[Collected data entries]
^^^^

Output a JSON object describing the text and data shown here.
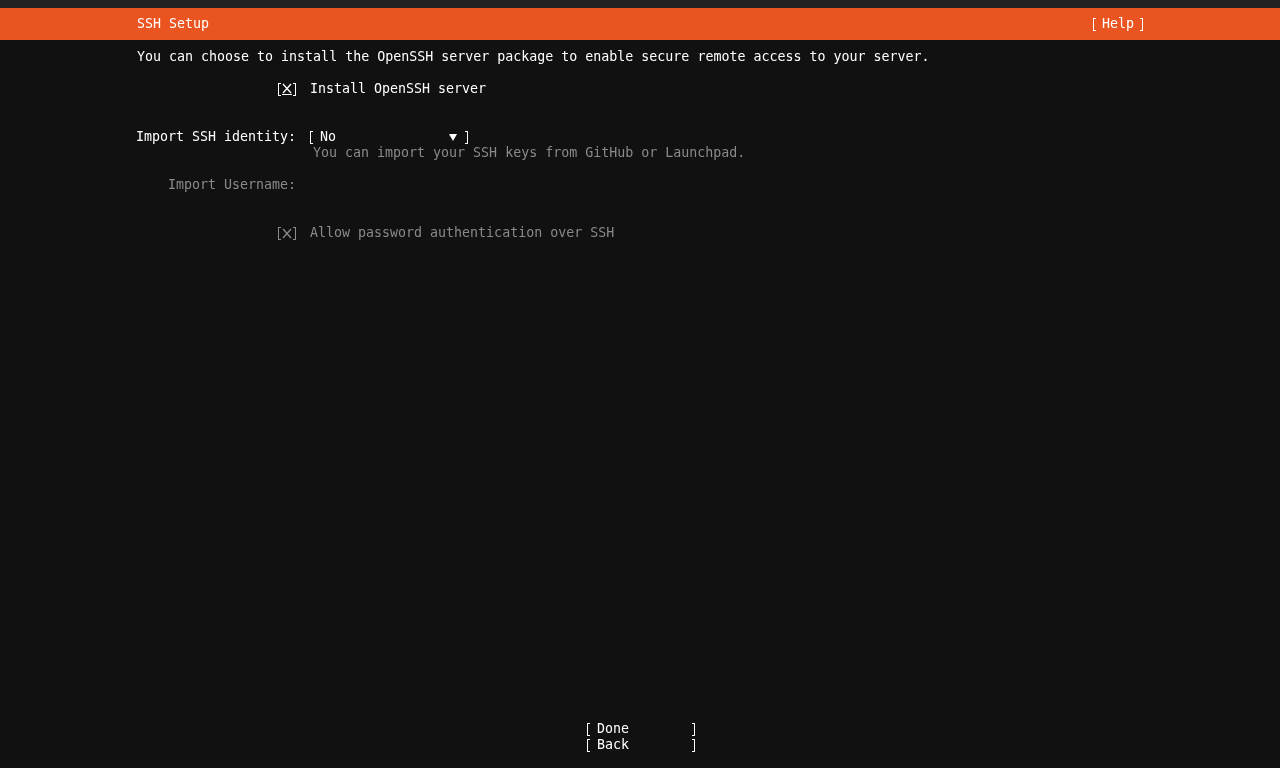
{
  "header": {
    "title": "SSH Setup",
    "help_button": "Help"
  },
  "description": "You can choose to install the OpenSSH server package to enable secure remote access to your server.",
  "install_openssh": {
    "label": "Install OpenSSH server",
    "checked": true,
    "disabled": false,
    "focused": true
  },
  "import_identity": {
    "label": "Import SSH identity:",
    "value": "No",
    "hint": "You can import your SSH keys from GitHub or Launchpad."
  },
  "import_username": {
    "label": "Import Username:",
    "disabled": true
  },
  "allow_password": {
    "label": "Allow password authentication over SSH",
    "checked": true,
    "disabled": true,
    "focused": false
  },
  "buttons": [
    {
      "label": "Done"
    },
    {
      "label": "Back"
    }
  ]
}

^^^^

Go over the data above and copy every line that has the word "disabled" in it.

    "disabled": false,
    "disabled": true
    "disabled": true,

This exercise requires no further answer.